Dr. Frederick Doyle, a scientist from the Topographical Division of the U.S. Geological Survey, spoke on “The Next Decade: Remote Sensing by Satellite” in Ely Hall.
Hypnotist Ken Weber performed in the Green and Grey Room.  Weber, who performed about 60 shows a year, had visited some 500 campuses and appeared regularly at freshman orientation at Columbia University, spoke to Lawrence Van Gelder from The New York Times about his performances.  “The people do funny things,” he said, “and I make it funny.  They use their imagination in creative ways.  For example, one person will become a Martian.  One person will become a Martian interpreter…Students enjoy seeing people they know on stage…And if you can make it fun, it’s a unique experience.  Nothing else in the entertainment world is like it.”     The New York Times
International women’s rights activist Stephanie Urdang spoke on “Women in the Guinea-Bissau Revolution” as part of Black Arts Week in Taylor Hall.  A member of the Southern Africa Committee, Urdang traveled with the rebel Partido Africano da Independência da Guiné e Cabo Verde (PAIGC) in spring 1974, during the group’s struggle for independence from Portugal.  Her Fighting Two Colonialisms: Women in Guinea-Bissau was published in 1979.
The drama department presented William Inge’s Picnic (1953) in Avery Hall.

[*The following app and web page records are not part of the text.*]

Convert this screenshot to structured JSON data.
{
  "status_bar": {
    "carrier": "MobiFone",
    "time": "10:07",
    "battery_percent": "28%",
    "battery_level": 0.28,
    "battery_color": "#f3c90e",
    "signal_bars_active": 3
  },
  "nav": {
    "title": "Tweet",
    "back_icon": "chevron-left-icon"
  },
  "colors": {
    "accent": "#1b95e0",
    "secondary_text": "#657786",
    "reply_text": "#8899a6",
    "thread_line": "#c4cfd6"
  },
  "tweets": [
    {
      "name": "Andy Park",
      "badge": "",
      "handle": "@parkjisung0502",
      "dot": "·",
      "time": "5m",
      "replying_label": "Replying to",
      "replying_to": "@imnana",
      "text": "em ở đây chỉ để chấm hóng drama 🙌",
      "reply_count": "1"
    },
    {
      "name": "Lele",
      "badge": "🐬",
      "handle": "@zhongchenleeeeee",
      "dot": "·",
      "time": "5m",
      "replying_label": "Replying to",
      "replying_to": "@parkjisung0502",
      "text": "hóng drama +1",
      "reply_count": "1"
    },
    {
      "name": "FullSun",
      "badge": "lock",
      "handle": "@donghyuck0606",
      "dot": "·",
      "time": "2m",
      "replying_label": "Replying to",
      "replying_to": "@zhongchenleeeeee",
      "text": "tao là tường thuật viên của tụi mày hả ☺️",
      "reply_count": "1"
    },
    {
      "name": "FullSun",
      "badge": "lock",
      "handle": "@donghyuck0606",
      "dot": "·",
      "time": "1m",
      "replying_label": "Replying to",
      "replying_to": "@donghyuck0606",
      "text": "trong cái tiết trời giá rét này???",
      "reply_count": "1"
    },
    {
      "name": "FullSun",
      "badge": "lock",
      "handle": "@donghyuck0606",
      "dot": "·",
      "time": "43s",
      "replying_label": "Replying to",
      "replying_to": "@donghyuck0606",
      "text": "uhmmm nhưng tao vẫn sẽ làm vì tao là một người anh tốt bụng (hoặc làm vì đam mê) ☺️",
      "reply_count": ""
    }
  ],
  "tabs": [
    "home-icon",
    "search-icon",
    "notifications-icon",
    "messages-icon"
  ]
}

A senior, who worked for the Vassar Post Office in Main, was arrested on the charge of stealing mail after a two-month investigation by postal inspectors, as tampering with U.S. mail is a federal offense. The student was "discovered rifling letters by United States postal inspectors after several students had complained of 'difficulties with their mail" and letters had been found bound by a rubber band at the bottom of a trashcan. 

The student alleged mistreatment and deprivation of due process by the four federal officers after his arrest.

The Miscellany News

The Soviet Union deployed troops in Afghanistan, beginning a ten-year military presence.